## ABOUT THIS TASK
Please restate each line of the data below exactly. Omit all images.

------ INFORMATION PROVIDED ------

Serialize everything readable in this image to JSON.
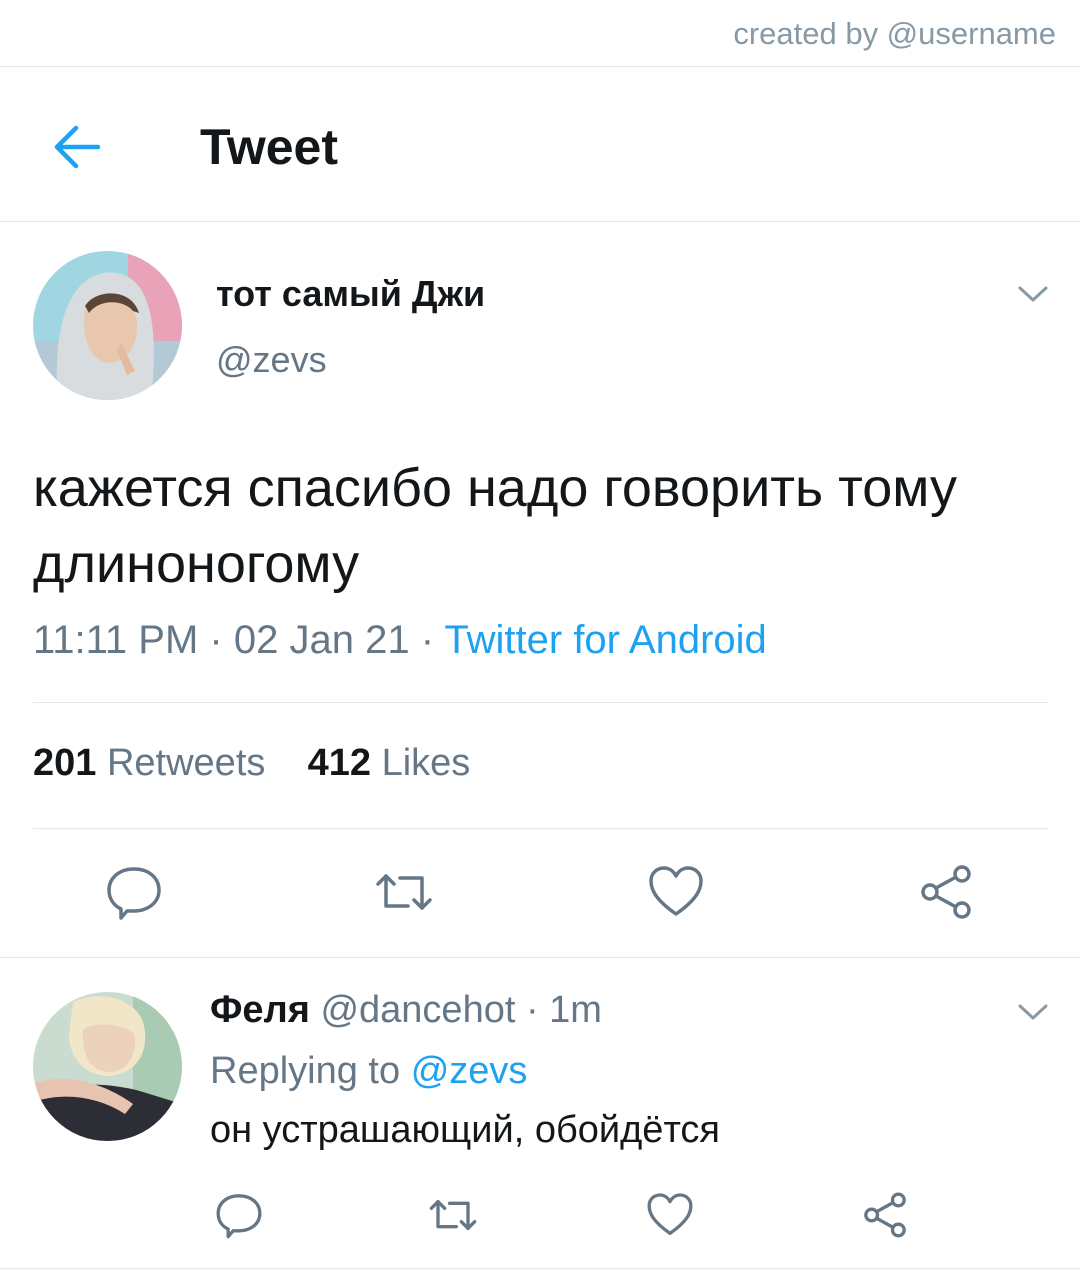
{
  "credit": "created by @username",
  "header": {
    "title": "Tweet",
    "back_icon": "arrow-left-icon"
  },
  "tweet": {
    "display_name": "тот самый Джи",
    "handle": "@zevs",
    "text": "кажется спасибо надо говорить тому длиноногому",
    "time": "11:11 PM",
    "date": "02 Jan 21",
    "separator": "·",
    "source": "Twitter for Android",
    "retweets_count": "201",
    "retweets_label": "Retweets",
    "likes_count": "412",
    "likes_label": "Likes",
    "actions": [
      "reply-icon",
      "retweet-icon",
      "heart-icon",
      "share-icon"
    ]
  },
  "reply": {
    "display_name": "Феля",
    "handle": "@dancehot",
    "separator": "·",
    "time": "1m",
    "replying_prefix": "Replying to",
    "replying_to": "@zevs",
    "text": "он устрашающий, обойдётся",
    "actions": [
      "reply-icon",
      "retweet-icon",
      "heart-icon",
      "share-icon"
    ]
  },
  "colors": {
    "accent": "#1da1f2",
    "muted": "#657786",
    "divider": "#e1e8ed",
    "text": "#14171a"
  }
}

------

## RESULT OF THE EXERCISE
Serialize everything readable in this image to JSON.
{
  "credit": "created by @username",
  "header": {
    "title": "Tweet",
    "back_icon": "arrow-left-icon"
  },
  "tweet": {
    "display_name": "тот самый Джи",
    "handle": "@zevs",
    "text": "кажется спасибо надо говорить тому длиноногому",
    "time": "11:11 PM",
    "date": "02 Jan 21",
    "separator": "·",
    "source": "Twitter for Android",
    "retweets_count": "201",
    "retweets_label": "Retweets",
    "likes_count": "412",
    "likes_label": "Likes",
    "actions": [
      "reply-icon",
      "retweet-icon",
      "heart-icon",
      "share-icon"
    ]
  },
  "reply": {
    "display_name": "Феля",
    "handle": "@dancehot",
    "separator": "·",
    "time": "1m",
    "replying_prefix": "Replying to",
    "replying_to": "@zevs",
    "text": "он устрашающий, обойдётся",
    "actions": [
      "reply-icon",
      "retweet-icon",
      "heart-icon",
      "share-icon"
    ]
  },
  "colors": {
    "accent": "#1da1f2",
    "muted": "#657786",
    "divider": "#e1e8ed",
    "text": "#14171a"
  }
}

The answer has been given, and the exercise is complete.